Maybe this should be Mitt Romney's new campaign logo
It turns out that the implications of David Corn's explosive scoop
about how Mitt Romney misrepresented
his role in Bain's investment in a medical-waste firm that disposed of aborted fetuses goes far beyond that specific investment. The short version of that story is that while Romney claimed publicly to have had no role in the investment because it took place after he started working on the Salt Lake Olympics, he actually had an active role in the investment, according to legal documents obtained by Corn.
Where there's smoke there's fire, and as Salon's Alex Seitz-Wald points out, if Romney lied about that investment, then he also appears to have lied in his official financial disclosure forms filed with the government.
Twice, first in 2007 during his earlier presidential bid and again this year, Romney filed personal disclosure forms with the Office of Government Ethics which explicitly state that Romney left Bain in early 1999. “Mr. Romney retired from Bain Capital on February 11, 1999 to head the Salt Lake Organizing Committee. Since February 11, 1999, Mr. Romney has not had any active role with any Bain Capital entity and has not been involved in the operations of any Bain Capital entity in any way,” his ethics filings from June state.
But as Corn's report details, that timeline doesn't add up. Romney personally signed documents after
February of 1999 related to the human-waste disposal deal and SEC documents also indicate he was a key investor in the deal.
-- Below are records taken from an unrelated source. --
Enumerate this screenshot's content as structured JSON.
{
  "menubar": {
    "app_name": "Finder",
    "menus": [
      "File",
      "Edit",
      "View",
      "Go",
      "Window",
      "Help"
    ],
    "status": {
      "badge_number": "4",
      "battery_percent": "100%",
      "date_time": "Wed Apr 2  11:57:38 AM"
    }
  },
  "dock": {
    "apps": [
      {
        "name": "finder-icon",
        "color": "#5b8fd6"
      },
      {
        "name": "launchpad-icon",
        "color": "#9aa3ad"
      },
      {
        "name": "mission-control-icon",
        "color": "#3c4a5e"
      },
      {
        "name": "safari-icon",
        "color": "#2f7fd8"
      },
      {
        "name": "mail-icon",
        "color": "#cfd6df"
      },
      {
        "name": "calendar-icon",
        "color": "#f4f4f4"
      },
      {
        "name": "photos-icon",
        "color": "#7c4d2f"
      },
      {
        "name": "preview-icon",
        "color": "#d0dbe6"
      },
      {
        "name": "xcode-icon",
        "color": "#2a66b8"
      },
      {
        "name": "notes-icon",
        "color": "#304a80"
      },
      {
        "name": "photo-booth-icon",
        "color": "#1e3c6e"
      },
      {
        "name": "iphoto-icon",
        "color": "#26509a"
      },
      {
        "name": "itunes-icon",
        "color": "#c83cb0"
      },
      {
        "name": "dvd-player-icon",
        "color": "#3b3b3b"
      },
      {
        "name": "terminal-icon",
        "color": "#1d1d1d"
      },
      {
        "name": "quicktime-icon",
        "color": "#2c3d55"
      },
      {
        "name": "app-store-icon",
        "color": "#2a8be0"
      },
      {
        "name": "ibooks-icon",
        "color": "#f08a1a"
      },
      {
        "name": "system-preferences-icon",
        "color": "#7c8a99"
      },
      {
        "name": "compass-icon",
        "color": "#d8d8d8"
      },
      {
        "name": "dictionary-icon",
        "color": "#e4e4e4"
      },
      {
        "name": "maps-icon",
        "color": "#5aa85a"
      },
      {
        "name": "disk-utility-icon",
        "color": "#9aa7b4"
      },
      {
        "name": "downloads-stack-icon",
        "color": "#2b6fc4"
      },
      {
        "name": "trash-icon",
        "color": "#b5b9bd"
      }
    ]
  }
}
Moreover, according to contemporaneous public reports from Bain and the Boston Herald
, Romney did not sever all ties or management responsibilities when he assumed his job running the winter Olympics.
Bottom line: Romney's story doesn't compute, and given that the credibility of all the defenses he makes to Bain criticism depend on whether or not you take his word, he's got a real problem developing—if the media is paying attention.